When six warships flying the European Union flag began their mission in the Gulf of Aden last week, it marked the first naval operation in EU history—and for good reason: this year Somali pirates have hijacked 40 ships in this key shipping lane, taking 806 hostages. Given the region's size, EU officials know that the other foreign navies there need all the help they can get.The operation will mark a sharp departure for EU defense, which has historically meant boots-on-the-ground peacekeeping and humanitarian missions in Africa, European trouble spots like the Balkans and elsewhere. Typically, these missions involve French military forces, while Britain has generally favored working within a NATO coalition. Naval missions, meanwhile, have been carried out by individual EU states, or with NATO, rather than through Brussels.But the Somali operation makes sense. With dwindling financial resources, and a low appetite for risk, EU foreign ministers are split over the United Nations'...

Georgia's Quasi-Democracy

GOP vice presidential candidate Sarah Palin made news when she confirmed her belief that Georgia belonged in NATO, even if it meant that "perhaps" the United States would have to go to war with Russia. But largely overlooked was her rationale: Georgia, she said, is a "democracy"—a word thrown around casually by U.S. politicians on the left and the right. John McCain has called Georgia a "tiny little democracy" and declared "We are all Georgians now" after Russia moved in to South Ossetia, suggesting a threat to Georgia was a threat to all freedom. Joe Biden calls it a "young democracy," and Barack Obama's point man on Russia, Michael McFaul, also referred to it as a democracy in recent congressional testimony.But things are viewed differently beyond the Beltway. The NGO Freedom House puts the country in the same category as Venezuela and Nigeria in its most recent study, rating Georgia less free and democratic than Moldova, Ukraine and every EU and NATO membership candidate. Lincoln...
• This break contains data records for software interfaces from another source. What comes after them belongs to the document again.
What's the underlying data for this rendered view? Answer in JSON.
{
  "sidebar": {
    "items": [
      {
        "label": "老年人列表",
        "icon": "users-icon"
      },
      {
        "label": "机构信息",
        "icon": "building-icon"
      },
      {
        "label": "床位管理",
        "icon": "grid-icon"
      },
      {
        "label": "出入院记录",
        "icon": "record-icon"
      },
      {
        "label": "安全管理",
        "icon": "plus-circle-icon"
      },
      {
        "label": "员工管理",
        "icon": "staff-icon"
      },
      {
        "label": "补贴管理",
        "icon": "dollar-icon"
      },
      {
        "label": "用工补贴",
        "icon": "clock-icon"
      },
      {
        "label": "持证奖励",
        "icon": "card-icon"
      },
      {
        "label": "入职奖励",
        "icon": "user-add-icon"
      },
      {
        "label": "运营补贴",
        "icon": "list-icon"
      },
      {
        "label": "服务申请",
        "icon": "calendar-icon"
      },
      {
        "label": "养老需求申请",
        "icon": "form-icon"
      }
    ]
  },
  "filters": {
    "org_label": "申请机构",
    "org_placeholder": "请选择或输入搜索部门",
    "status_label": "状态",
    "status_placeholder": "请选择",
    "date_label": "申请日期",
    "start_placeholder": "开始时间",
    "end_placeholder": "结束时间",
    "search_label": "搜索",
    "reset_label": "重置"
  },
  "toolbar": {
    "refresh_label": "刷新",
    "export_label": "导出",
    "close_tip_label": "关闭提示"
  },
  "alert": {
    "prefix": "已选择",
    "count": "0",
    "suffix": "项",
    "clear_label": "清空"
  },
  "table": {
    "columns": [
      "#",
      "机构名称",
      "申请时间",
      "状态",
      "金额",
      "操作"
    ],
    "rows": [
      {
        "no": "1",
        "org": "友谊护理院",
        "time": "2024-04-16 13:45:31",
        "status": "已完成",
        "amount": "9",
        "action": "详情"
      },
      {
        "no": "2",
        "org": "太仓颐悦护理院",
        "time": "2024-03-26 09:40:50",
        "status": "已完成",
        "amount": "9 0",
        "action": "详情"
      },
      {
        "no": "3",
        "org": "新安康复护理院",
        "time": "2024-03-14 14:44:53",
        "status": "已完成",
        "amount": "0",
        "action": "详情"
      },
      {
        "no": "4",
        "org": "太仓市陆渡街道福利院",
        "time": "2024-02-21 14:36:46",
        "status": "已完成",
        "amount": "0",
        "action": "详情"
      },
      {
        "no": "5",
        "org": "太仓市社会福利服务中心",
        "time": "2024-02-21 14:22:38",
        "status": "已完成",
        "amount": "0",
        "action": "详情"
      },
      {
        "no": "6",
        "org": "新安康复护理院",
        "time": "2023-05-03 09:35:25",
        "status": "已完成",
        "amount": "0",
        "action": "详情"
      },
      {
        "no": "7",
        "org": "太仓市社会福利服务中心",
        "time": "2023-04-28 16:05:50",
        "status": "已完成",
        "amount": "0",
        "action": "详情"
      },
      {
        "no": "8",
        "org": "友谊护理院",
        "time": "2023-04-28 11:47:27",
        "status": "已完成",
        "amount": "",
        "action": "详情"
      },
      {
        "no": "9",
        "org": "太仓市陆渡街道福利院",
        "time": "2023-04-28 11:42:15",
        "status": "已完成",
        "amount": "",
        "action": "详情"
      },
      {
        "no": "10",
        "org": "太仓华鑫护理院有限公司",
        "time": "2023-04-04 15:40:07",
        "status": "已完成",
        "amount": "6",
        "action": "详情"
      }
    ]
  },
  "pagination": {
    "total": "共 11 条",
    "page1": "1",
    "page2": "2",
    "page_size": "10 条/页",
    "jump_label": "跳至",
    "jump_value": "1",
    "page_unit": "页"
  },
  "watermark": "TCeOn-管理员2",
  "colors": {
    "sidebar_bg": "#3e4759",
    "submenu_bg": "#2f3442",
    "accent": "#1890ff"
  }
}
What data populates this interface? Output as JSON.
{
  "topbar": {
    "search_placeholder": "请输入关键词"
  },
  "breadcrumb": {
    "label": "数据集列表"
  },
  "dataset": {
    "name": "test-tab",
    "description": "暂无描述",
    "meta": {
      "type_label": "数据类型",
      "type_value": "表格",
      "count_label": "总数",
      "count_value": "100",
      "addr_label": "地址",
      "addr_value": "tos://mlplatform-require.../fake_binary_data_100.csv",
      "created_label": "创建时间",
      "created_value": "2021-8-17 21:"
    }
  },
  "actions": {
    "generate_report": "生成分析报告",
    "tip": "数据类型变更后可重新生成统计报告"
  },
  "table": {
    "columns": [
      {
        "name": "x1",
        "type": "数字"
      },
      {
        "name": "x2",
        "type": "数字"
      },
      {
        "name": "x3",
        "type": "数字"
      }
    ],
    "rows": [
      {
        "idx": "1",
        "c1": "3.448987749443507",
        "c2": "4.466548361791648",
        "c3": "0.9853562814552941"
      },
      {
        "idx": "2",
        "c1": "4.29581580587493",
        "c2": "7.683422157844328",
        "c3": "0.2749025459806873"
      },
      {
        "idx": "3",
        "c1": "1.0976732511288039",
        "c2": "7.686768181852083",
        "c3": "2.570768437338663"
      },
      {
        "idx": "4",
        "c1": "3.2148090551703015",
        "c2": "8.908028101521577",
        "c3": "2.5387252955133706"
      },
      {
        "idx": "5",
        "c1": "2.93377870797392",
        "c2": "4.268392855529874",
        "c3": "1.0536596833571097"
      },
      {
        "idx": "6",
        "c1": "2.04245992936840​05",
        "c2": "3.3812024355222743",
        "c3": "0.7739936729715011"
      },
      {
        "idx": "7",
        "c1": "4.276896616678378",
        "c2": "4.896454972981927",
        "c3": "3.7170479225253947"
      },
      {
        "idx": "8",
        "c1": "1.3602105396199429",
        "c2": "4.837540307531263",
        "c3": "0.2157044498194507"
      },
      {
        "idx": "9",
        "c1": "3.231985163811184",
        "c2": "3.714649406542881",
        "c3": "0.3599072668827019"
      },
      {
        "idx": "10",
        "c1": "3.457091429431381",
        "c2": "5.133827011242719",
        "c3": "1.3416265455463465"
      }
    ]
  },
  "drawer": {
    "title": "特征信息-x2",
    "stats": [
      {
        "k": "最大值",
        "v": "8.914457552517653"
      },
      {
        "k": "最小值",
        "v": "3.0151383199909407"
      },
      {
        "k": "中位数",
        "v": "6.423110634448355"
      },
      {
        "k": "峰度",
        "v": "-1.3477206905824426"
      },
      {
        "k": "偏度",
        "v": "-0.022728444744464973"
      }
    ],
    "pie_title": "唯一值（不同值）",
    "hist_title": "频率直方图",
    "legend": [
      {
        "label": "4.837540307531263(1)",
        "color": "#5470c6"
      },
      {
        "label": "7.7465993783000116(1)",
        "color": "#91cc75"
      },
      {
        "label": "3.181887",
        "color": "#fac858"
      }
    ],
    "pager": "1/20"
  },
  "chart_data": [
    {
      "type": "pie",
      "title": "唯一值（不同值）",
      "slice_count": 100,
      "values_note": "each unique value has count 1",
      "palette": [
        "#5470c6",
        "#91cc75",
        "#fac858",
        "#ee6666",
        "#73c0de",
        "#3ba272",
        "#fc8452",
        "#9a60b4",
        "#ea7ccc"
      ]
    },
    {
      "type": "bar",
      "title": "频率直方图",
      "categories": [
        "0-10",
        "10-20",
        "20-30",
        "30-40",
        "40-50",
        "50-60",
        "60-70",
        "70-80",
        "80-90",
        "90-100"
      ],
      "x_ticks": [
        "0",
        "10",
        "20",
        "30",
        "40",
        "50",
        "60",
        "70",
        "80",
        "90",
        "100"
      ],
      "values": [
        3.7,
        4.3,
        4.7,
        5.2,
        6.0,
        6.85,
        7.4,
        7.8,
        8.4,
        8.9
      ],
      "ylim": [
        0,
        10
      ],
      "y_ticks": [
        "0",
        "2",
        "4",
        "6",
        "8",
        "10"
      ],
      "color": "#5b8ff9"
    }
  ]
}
Time To Come Home

Most leaders at last week's G8 summit in Japan shared a dubious distinction: they're unloved at home. George W. Bush is so unpopular his own party doesn't know what to do with him. Same goes for Gordon Brown. Nicolas Sarkozy's approval numbers keep sliding, and Yasuo Fukuda's are in the pits.Among other things, this suggests we should expect less emphasis on high-profile summitry in the days ahead. Apart from Russians, who are enjoying a commodities boom—and are rewarding their president for it—citizens of other G8 nations are suffering from rising prices plus slower economic growth and a relative decline in their nation's power. So they're ever more likely to lose patience with leaders who focus on international issues. Most people, according to polls, now consider the economy at home to be their top priority. The message is clear: voters want more attention paid to them at home. Politicians take note.

From Russia With Love

He has said he sees the letters KGB in Vladimir Putin's eyes and that he wants to kick Russia out of the G8. Yet Russians have a greater appreciation for GOP presidential candidate John McCain than citizens of the big European nations. A survey from British pollster YouGov shows that if Europeans could vote, they would choose McCain's Democratic opponent, Barack Obama, by double-digit margins. In Germany the spread was 61 points. But in Russia? Seven.Uniquely, Russians saw McCain as better equipped to lead the world economy. They tend to prefer right-leaning politicians and view McCain as a more powerful figure, says Boris Makarenko, a Moscow analyst. The Democrats are also associated with Russia's humiliation in the 1990s. After 20 years of turmoil, Obama's message of change is something Russians can do without.